# [Source material]

□ □ □ □ □ □ □

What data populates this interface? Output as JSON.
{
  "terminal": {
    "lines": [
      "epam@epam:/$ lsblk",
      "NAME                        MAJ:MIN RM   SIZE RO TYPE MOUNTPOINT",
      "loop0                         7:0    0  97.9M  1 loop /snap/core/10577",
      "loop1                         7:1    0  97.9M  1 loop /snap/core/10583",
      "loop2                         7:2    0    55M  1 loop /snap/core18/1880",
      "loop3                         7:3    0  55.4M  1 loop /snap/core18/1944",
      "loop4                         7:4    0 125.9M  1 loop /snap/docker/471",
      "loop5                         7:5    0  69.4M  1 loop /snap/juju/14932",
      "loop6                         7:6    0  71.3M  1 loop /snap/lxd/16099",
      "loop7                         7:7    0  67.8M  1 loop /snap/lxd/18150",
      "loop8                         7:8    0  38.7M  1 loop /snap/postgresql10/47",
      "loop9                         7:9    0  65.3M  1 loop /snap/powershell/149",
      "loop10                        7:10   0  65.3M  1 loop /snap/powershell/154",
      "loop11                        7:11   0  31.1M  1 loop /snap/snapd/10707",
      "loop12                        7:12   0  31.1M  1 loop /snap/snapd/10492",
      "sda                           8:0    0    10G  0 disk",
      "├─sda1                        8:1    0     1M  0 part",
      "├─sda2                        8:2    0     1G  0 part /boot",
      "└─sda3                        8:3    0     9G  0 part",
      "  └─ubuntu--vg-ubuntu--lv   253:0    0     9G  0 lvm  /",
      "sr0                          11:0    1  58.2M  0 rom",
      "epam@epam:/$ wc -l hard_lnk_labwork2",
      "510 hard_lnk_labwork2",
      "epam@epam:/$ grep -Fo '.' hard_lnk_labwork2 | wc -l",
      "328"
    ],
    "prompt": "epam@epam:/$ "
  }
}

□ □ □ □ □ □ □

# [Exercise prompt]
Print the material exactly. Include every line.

# [Written response]
What data populates this interface? Output as JSON.
{
  "terminal": {
    "lines": [
      "epam@epam:/$ lsblk",
      "NAME                        MAJ:MIN RM   SIZE RO TYPE MOUNTPOINT",
      "loop0                         7:0    0  97.9M  1 loop /snap/core/10577",
      "loop1                         7:1    0  97.9M  1 loop /snap/core/10583",
      "loop2                         7:2    0    55M  1 loop /snap/core18/1880",
      "loop3                         7:3    0  55.4M  1 loop /snap/core18/1944",
      "loop4                         7:4    0 125.9M  1 loop /snap/docker/471",
      "loop5                         7:5    0  69.4M  1 loop /snap/juju/14932",
      "loop6                         7:6    0  71.3M  1 loop /snap/lxd/16099",
      "loop7                         7:7    0  67.8M  1 loop /snap/lxd/18150",
      "loop8                         7:8    0  38.7M  1 loop /snap/postgresql10/47",
      "loop9                         7:9    0  65.3M  1 loop /snap/powershell/149",
      "loop10                        7:10   0  65.3M  1 loop /snap/powershell/154",
      "loop11                        7:11   0  31.1M  1 loop /snap/snapd/10707",
      "loop12                        7:12   0  31.1M  1 loop /snap/snapd/10492",
      "sda                           8:0    0    10G  0 disk",
      "├─sda1                        8:1    0     1M  0 part",
      "├─sda2                        8:2    0     1G  0 part /boot",
      "└─sda3                        8:3    0     9G  0 part",
      "  └─ubuntu--vg-ubuntu--lv   253:0    0     9G  0 lvm  /",
      "sr0                          11:0    1  58.2M  0 rom",
      "epam@epam:/$ wc -l hard_lnk_labwork2",
      "510 hard_lnk_labwork2",
      "epam@epam:/$ grep -Fo '.' hard_lnk_labwork2 | wc -l",
      "328"
    ],
    "prompt": "epam@epam:/$ "
  }
}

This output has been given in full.